NEW YORK — As students on campus protested outside of Day Hall yesterday, representatives from several Ivy League schools met at Columbia University to discuss efforts involving Kyoto Now! and the Kyoto protocol.
Representatives hoped to shed light on the Kyoto Now campaign and start a trend in schools across the country toward reducing greenhouse gas emissions.
“Our government has demonstrated a disappointing lack of commitment to the Kyoto protocol and reducing our contributions to global warming,” said Kate Shaffer, Brown University. “If the government will not act, we must set an example and show that it is possible to reduce greenhouse gas emissions.”
According to Shaffer, Brown has yet to set their campaign in motion, but students “hope to act towards the amazing commitment and action demonstrated by students at Cornell.”
Sharon Hsu, University of Pennsylvania, said that students there have already initiated talks with their administrators, asking for specific measures to reduce greenhouse gases. These included conducting a comprehensive environmental audit, investigating using natural climate control, expanding the use of motion detectors and turning off energy consuming systems when not in use.

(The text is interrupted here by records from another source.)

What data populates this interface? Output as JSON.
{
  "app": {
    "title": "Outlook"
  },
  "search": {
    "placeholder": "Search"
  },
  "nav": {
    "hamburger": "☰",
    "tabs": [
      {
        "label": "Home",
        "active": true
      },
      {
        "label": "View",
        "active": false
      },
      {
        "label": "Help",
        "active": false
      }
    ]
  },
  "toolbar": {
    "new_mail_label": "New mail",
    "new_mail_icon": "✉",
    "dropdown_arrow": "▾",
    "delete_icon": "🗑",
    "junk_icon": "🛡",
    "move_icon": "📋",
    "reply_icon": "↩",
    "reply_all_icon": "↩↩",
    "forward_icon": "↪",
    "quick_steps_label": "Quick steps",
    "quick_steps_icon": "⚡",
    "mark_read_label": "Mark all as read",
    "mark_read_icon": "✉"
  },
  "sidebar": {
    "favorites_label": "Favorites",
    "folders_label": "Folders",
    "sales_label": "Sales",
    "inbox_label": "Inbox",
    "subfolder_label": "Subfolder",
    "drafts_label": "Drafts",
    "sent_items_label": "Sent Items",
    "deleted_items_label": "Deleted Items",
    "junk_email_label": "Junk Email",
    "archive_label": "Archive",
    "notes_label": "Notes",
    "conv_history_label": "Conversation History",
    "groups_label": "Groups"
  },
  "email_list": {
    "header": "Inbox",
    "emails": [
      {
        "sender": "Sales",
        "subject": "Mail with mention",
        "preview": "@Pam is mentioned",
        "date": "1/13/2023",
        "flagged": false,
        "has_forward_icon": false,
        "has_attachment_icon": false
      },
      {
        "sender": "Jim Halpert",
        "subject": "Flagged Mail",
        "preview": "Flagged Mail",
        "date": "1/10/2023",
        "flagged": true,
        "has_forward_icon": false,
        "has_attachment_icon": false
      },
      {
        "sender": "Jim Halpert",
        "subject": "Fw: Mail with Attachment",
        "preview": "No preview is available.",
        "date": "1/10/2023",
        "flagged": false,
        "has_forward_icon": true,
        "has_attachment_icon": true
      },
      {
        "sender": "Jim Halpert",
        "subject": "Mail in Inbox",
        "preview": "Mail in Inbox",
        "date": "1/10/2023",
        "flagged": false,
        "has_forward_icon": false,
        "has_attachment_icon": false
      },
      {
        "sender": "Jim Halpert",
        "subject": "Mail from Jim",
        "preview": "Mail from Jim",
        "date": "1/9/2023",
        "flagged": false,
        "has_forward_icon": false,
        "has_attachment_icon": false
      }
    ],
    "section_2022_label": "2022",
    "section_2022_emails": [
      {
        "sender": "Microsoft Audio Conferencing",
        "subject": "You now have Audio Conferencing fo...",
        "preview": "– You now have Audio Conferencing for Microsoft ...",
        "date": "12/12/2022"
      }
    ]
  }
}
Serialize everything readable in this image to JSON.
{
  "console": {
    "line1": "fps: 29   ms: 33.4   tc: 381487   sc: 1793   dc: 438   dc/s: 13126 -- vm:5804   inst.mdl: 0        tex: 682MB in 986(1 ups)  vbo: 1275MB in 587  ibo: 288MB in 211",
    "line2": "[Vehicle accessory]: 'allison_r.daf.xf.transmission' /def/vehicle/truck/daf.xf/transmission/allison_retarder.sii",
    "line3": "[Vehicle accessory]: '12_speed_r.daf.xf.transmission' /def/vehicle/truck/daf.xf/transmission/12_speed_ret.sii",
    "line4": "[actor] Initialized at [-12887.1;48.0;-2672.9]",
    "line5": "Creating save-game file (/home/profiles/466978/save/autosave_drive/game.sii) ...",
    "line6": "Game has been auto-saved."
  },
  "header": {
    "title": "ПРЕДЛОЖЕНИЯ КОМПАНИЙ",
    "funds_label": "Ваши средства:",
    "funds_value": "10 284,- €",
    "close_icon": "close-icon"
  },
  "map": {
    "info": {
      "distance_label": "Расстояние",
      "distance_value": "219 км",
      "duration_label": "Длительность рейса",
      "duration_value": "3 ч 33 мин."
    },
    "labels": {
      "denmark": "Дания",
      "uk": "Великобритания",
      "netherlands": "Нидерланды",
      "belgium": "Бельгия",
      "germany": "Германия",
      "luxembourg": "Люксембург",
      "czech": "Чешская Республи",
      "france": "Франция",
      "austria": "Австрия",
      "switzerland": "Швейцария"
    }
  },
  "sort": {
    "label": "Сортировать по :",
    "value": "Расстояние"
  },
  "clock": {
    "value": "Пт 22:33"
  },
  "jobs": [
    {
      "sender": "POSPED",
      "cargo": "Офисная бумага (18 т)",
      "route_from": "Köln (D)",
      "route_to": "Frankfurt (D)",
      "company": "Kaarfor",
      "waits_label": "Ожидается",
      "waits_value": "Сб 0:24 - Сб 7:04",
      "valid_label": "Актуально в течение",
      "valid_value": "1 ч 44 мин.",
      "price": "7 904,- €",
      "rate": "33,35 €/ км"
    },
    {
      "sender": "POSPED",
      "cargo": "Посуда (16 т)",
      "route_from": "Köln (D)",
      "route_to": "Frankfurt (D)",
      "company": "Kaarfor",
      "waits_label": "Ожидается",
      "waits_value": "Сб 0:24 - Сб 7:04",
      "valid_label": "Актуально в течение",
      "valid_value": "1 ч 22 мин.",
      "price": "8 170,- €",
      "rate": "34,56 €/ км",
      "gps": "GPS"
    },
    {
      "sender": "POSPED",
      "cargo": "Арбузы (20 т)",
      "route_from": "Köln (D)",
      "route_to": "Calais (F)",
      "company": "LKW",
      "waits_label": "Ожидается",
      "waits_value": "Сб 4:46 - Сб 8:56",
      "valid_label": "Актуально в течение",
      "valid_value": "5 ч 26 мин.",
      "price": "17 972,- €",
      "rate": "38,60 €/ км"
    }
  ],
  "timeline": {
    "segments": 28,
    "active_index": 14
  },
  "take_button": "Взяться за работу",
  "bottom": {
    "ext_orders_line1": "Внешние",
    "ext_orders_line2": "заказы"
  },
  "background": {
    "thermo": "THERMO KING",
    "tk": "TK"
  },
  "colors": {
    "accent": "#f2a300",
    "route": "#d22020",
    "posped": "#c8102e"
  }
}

“As Ivy League schools, we are looked up to. We should set an example,” said Andrew Pike, University of Pennsylvania.
Cornell and Columbia were also represented at the meeting. Although the other Ivy League schools were unable to send representatives, according to Shaffer “all the Ivy Leagues are committed and have expressed solidarity.”
“We are committed to our demands,” said Joe McGill ’02, representative for Cornell, adding, “We want our schools to step up to the plate and acknowledge their leadership responsibility as national pacesetters. We demand action on the Kyoto Protocol.”
Archived article by Stacy Williams